## [Exercise aim]
The full listing, minus its pictures, should be printed again exactly as it stands.

## [Input records]
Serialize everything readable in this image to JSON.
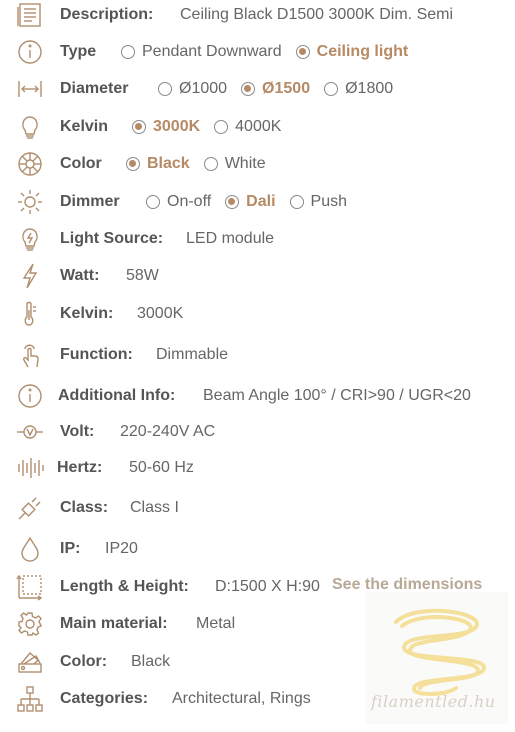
{
  "rows": {
    "description": {
      "label": "Description:",
      "value": "Ceiling Black D1500 3000K Dim. Semi",
      "icon": "document-icon"
    },
    "type": {
      "label": "Type",
      "options": [
        {
          "label": "Pendant Downward",
          "selected": false
        },
        {
          "label": "Ceiling light",
          "selected": true
        }
      ],
      "icon": "info-icon"
    },
    "diameter": {
      "label": "Diameter",
      "options": [
        {
          "label": "Ø1000",
          "selected": false
        },
        {
          "label": "Ø1500",
          "selected": true
        },
        {
          "label": "Ø1800",
          "selected": false
        }
      ],
      "icon": "width-arrows-icon"
    },
    "kelvin_opt": {
      "label": "Kelvin",
      "options": [
        {
          "label": "3000K",
          "selected": true
        },
        {
          "label": "4000K",
          "selected": false
        }
      ],
      "icon": "bulb-icon"
    },
    "color_opt": {
      "label": "Color",
      "options": [
        {
          "label": "Black",
          "selected": true
        },
        {
          "label": "White",
          "selected": false
        }
      ],
      "icon": "color-wheel-icon"
    },
    "dimmer": {
      "label": "Dimmer",
      "options": [
        {
          "label": "On-off",
          "selected": false
        },
        {
          "label": "Dali",
          "selected": true
        },
        {
          "label": "Push",
          "selected": false
        }
      ],
      "icon": "sun-icon"
    },
    "light_source": {
      "label": "Light Source:",
      "value": "LED module",
      "icon": "bulb-bolt-icon"
    },
    "watt": {
      "label": "Watt:",
      "value": "58W",
      "icon": "lightning-icon"
    },
    "kelvin": {
      "label": "Kelvin:",
      "value": "3000K",
      "icon": "thermometer-icon"
    },
    "function": {
      "label": "Function:",
      "value": "Dimmable",
      "icon": "hand-touch-icon"
    },
    "additional": {
      "label": "Additional Info:",
      "value": "Beam Angle 100° / CRI>90 / UGR<20",
      "icon": "info-circle-icon"
    },
    "volt": {
      "label": "Volt:",
      "value": "220-240V AC",
      "icon": "voltmeter-icon"
    },
    "hertz": {
      "label": "Hertz:",
      "value": "50-60 Hz",
      "icon": "frequency-icon"
    },
    "class": {
      "label": "Class:",
      "value": "Class I",
      "icon": "plug-icon"
    },
    "ip": {
      "label": "IP:",
      "value": "IP20",
      "icon": "water-drop-icon"
    },
    "length": {
      "label": "Length & Height:",
      "value": "D:1500 X H:90",
      "link": "See the dimensions",
      "icon": "dimensions-icon"
    },
    "material": {
      "label": "Main material:",
      "value": "Metal",
      "icon": "gear-icon"
    },
    "color": {
      "label": "Color:",
      "value": "Black",
      "icon": "color-swatch-icon"
    },
    "categories": {
      "label": "Categories:",
      "value": "Architectural, Rings",
      "icon": "sitemap-icon"
    }
  },
  "watermark": {
    "text": "filamentled.hu"
  },
  "colors": {
    "accent": "#b58a64",
    "icon": "#b08f6f",
    "label": "#555555",
    "value": "#666666"
  }
}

## [Expected answer]
Serialize everything readable in this image to JSON.
{
  "rows": {
    "description": {
      "label": "Description:",
      "value": "Ceiling Black D1500 3000K Dim. Semi",
      "icon": "document-icon"
    },
    "type": {
      "label": "Type",
      "options": [
        {
          "label": "Pendant Downward",
          "selected": false
        },
        {
          "label": "Ceiling light",
          "selected": true
        }
      ],
      "icon": "info-icon"
    },
    "diameter": {
      "label": "Diameter",
      "options": [
        {
          "label": "Ø1000",
          "selected": false
        },
        {
          "label": "Ø1500",
          "selected": true
        },
        {
          "label": "Ø1800",
          "selected": false
        }
      ],
      "icon": "width-arrows-icon"
    },
    "kelvin_opt": {
      "label": "Kelvin",
      "options": [
        {
          "label": "3000K",
          "selected": true
        },
        {
          "label": "4000K",
          "selected": false
        }
      ],
      "icon": "bulb-icon"
    },
    "color_opt": {
      "label": "Color",
      "options": [
        {
          "label": "Black",
          "selected": true
        },
        {
          "label": "White",
          "selected": false
        }
      ],
      "icon": "color-wheel-icon"
    },
    "dimmer": {
      "label": "Dimmer",
      "options": [
        {
          "label": "On-off",
          "selected": false
        },
        {
          "label": "Dali",
          "selected": true
        },
        {
          "label": "Push",
          "selected": false
        }
      ],
      "icon": "sun-icon"
    },
    "light_source": {
      "label": "Light Source:",
      "value": "LED module",
      "icon": "bulb-bolt-icon"
    },
    "watt": {
      "label": "Watt:",
      "value": "58W",
      "icon": "lightning-icon"
    },
    "kelvin": {
      "label": "Kelvin:",
      "value": "3000K",
      "icon": "thermometer-icon"
    },
    "function": {
      "label": "Function:",
      "value": "Dimmable",
      "icon": "hand-touch-icon"
    },
    "additional": {
      "label": "Additional Info:",
      "value": "Beam Angle 100° / CRI>90 / UGR<20",
      "icon": "info-circle-icon"
    },
    "volt": {
      "label": "Volt:",
      "value": "220-240V AC",
      "icon": "voltmeter-icon"
    },
    "hertz": {
      "label": "Hertz:",
      "value": "50-60 Hz",
      "icon": "frequency-icon"
    },
    "class": {
      "label": "Class:",
      "value": "Class I",
      "icon": "plug-icon"
    },
    "ip": {
      "label": "IP:",
      "value": "IP20",
      "icon": "water-drop-icon"
    },
    "length": {
      "label": "Length & Height:",
      "value": "D:1500 X H:90",
      "link": "See the dimensions",
      "icon": "dimensions-icon"
    },
    "material": {
      "label": "Main material:",
      "value": "Metal",
      "icon": "gear-icon"
    },
    "color": {
      "label": "Color:",
      "value": "Black",
      "icon": "color-swatch-icon"
    },
    "categories": {
      "label": "Categories:",
      "value": "Architectural, Rings",
      "icon": "sitemap-icon"
    }
  },
  "watermark": {
    "text": "filamentled.hu"
  },
  "colors": {
    "accent": "#b58a64",
    "icon": "#b08f6f",
    "label": "#555555",
    "value": "#666666"
  }
}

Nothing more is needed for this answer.